■ Element data from apps and pages ■
>>>>
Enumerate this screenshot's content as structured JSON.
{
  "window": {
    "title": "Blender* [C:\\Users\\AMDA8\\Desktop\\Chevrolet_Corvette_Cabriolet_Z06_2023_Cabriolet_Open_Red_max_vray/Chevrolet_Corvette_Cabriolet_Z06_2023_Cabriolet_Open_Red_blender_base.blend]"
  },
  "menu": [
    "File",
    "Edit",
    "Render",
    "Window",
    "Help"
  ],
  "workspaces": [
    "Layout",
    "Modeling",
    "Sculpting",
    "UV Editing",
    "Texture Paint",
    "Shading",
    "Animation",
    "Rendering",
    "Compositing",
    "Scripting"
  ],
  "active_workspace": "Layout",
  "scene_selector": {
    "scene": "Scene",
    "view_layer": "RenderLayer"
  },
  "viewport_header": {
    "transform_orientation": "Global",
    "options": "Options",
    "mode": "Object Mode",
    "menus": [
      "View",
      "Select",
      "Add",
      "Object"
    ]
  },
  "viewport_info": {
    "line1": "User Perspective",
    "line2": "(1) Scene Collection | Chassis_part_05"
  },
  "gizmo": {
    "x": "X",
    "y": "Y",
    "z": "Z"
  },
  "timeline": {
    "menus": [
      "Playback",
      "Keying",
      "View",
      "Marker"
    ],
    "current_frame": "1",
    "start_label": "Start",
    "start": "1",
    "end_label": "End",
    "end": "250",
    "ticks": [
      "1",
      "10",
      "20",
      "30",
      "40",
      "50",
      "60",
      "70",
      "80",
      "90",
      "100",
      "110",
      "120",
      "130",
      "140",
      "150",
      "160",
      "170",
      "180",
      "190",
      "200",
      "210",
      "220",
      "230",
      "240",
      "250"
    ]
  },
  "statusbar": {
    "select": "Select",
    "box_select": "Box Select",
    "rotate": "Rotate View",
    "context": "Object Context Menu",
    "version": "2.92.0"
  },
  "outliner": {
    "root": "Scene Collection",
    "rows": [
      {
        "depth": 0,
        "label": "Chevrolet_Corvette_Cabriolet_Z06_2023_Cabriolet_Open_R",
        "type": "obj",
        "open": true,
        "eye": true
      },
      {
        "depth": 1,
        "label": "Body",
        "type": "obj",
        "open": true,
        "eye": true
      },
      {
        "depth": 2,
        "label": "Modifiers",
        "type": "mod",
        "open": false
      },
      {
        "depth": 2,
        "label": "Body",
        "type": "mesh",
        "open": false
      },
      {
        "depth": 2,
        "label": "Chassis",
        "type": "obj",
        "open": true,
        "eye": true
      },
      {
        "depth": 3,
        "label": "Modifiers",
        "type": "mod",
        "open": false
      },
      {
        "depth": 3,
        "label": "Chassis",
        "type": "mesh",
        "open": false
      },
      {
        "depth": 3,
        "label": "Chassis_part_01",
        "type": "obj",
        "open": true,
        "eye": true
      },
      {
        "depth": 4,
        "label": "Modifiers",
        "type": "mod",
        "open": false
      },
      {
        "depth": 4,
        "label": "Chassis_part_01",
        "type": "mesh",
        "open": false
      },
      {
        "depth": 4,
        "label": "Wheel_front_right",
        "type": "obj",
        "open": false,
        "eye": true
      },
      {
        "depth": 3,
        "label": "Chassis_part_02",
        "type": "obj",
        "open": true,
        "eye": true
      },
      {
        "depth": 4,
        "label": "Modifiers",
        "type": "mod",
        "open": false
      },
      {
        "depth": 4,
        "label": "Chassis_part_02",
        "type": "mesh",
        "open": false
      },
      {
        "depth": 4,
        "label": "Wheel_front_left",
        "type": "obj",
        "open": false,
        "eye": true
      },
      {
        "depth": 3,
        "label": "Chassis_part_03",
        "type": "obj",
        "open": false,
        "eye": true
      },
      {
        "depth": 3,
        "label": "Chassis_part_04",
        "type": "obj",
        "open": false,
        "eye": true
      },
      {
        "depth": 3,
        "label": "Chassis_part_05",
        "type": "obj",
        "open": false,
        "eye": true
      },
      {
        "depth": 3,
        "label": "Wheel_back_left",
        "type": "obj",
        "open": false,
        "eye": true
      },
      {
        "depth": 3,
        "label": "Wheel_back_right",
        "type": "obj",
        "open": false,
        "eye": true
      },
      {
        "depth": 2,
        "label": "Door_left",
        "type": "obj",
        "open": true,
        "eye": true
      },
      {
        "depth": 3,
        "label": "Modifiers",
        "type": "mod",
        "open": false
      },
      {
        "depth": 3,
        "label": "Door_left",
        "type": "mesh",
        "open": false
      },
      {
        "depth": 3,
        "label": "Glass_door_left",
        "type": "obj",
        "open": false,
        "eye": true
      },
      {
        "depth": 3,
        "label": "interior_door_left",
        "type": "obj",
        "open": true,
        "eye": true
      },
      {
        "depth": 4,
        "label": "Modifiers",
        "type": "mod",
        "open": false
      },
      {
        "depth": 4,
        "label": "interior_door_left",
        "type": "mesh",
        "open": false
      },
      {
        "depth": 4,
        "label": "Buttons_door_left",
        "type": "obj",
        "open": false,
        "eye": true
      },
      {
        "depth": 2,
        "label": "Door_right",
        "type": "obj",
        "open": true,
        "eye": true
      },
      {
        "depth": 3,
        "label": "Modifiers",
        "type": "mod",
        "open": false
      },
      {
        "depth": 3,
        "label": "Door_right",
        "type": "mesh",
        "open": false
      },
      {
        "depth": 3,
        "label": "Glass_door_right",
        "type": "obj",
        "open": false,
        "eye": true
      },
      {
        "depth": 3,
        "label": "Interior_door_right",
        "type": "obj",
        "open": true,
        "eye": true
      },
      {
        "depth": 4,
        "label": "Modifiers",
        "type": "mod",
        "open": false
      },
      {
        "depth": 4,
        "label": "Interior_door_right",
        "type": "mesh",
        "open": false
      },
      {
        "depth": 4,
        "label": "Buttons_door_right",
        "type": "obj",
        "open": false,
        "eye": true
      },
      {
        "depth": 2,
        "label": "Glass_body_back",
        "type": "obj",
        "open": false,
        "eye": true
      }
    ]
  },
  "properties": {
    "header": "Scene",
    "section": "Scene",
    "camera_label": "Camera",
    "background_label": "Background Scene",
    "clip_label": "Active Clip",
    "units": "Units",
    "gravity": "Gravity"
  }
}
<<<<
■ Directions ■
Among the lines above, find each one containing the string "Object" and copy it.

■ Task result ■
    "mode": "Object Mode",
      "Object"
    "context": "Object Context Menu",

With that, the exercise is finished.